Catching Fire also comes up trumps in the way that it manages the romance element of its storyline. While Gale gets very little screen time in comparison to Peeta, the love triangle between them and Katniss is still present - it simply isn't thrust in our face as if all the action depends upon it. Katniss is still deciding which side she is on, and by extension whom she loves, and there remain doubts about how much of her relationship with Peeta is for show and how much is actually how she feels.
The film continues to make the best of its all-round excellent cast. Jennifer Lawrence is terrific at Katniss, refuting any notions that her Oscar success with Silver Linings Playbook would lead to her feel above the franchise. While she returns to Catching Fire as an established star rather than a promising newcomer, she still has an incredible charisma and naturalism which make you feel like you've discovered her for the first time.
Josh Hutcherson continues to impress as Peeta, being a little more assertive this time around and endearing himself as a result. As for the inhabitants of the Capitol, it's a case of more gradual development, with both Elizabeth Banks and Stanley Tucci playing things a little broader so that their celebrity-friendly masks begin to crack under the strain. Donald Sutherland also gets more to do this time, with his President Snow becoming steadily more ruthless and manipulative as Katniss' influence grows.
The Hunger Games: Catching Fire is a thrilling and worthy follow-up to one of the best blockbusters of 2012. While it is slightly too long and its ending is rather abrupt, it is otherwise very hard to find fault with it, on a visual level, in its character development, its action sequences or its performances.

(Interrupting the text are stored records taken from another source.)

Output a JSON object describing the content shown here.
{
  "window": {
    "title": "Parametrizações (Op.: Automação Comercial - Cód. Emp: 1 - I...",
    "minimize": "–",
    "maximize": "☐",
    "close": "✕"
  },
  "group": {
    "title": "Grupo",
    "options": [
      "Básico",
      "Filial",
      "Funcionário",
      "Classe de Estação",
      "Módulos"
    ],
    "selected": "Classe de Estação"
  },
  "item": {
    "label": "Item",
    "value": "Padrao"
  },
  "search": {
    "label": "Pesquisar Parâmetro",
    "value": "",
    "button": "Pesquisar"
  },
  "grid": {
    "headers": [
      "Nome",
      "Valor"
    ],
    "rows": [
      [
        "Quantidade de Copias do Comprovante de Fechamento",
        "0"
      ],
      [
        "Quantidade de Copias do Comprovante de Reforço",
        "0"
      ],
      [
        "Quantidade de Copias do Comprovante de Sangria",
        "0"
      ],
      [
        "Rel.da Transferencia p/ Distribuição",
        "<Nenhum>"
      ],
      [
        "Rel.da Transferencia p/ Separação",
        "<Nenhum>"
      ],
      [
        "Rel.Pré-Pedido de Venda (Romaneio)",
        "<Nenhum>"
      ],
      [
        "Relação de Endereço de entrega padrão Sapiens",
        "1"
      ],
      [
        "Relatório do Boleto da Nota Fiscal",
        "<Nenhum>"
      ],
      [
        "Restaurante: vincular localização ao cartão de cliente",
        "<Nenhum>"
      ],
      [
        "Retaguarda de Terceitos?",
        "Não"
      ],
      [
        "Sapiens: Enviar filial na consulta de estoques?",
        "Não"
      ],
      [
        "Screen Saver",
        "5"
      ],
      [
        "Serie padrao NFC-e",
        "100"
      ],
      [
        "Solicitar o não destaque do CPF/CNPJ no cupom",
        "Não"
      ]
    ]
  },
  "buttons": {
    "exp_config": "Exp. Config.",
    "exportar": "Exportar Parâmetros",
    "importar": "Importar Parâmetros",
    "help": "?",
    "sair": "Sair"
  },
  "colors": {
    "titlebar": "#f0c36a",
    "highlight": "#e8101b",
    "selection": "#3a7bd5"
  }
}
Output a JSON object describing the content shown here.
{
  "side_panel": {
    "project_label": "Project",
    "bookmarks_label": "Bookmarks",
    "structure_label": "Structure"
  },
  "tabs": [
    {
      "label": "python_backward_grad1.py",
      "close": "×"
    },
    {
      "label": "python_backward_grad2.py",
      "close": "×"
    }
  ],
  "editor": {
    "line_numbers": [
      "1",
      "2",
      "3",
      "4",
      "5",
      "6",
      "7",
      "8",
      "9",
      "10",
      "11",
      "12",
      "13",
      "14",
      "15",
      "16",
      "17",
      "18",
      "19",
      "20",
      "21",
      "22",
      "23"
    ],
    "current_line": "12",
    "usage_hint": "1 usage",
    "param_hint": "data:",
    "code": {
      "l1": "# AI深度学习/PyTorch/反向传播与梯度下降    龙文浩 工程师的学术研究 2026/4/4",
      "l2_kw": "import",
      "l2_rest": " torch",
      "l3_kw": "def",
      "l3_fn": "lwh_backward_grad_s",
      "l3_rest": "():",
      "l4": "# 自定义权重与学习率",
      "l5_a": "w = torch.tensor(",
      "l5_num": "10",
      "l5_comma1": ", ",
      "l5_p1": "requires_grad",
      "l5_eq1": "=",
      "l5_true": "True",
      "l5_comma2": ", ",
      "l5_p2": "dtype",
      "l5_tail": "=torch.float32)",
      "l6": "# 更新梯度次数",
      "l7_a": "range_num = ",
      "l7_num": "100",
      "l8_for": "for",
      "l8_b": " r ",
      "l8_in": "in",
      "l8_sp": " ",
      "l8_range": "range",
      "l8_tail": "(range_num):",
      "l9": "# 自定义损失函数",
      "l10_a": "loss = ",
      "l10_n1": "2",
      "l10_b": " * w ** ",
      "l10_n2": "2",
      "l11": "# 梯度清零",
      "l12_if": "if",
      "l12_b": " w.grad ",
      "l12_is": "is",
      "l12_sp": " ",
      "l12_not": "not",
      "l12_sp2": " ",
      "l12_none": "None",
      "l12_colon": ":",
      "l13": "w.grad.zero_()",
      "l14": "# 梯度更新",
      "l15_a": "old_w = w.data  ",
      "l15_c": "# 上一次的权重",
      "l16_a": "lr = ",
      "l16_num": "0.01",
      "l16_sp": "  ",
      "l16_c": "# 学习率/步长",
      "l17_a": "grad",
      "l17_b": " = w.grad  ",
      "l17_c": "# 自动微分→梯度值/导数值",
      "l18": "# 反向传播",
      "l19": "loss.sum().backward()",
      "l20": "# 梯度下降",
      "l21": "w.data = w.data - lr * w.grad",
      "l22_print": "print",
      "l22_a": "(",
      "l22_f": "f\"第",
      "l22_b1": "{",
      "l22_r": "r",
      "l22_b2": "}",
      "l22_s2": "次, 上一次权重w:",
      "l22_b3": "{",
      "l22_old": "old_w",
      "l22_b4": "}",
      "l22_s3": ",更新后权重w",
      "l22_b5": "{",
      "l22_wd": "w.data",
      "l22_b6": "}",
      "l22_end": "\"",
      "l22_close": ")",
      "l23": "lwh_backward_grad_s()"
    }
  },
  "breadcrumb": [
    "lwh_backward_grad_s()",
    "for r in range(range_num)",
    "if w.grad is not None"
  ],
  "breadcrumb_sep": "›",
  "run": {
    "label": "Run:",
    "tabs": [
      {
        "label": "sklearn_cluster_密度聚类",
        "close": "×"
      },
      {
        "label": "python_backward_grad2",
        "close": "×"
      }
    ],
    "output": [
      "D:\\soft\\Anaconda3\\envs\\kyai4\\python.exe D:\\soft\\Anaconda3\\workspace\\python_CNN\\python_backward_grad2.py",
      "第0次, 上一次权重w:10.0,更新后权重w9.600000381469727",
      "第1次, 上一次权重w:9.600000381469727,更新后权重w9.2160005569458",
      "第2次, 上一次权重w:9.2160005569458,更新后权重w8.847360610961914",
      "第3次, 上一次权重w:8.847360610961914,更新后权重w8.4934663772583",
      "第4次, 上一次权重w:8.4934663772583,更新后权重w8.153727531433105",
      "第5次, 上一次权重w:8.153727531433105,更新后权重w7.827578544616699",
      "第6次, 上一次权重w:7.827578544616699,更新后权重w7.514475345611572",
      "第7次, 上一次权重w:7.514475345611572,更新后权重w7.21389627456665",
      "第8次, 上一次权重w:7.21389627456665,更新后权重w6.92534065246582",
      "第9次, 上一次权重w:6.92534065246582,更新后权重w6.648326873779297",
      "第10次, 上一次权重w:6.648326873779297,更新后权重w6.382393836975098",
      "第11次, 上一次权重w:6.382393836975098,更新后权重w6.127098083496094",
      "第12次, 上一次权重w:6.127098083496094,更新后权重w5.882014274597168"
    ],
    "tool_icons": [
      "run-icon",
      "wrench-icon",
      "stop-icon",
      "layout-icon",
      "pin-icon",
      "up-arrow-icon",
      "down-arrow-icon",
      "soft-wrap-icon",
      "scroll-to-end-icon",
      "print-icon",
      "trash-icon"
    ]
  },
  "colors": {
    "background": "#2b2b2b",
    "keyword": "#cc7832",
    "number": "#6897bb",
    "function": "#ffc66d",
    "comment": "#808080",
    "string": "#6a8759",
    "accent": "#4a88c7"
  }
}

Time will tell whether splitting Mockingjay into two films was a good idea, but for now we have a great sequel to keep us both engaged and entertained.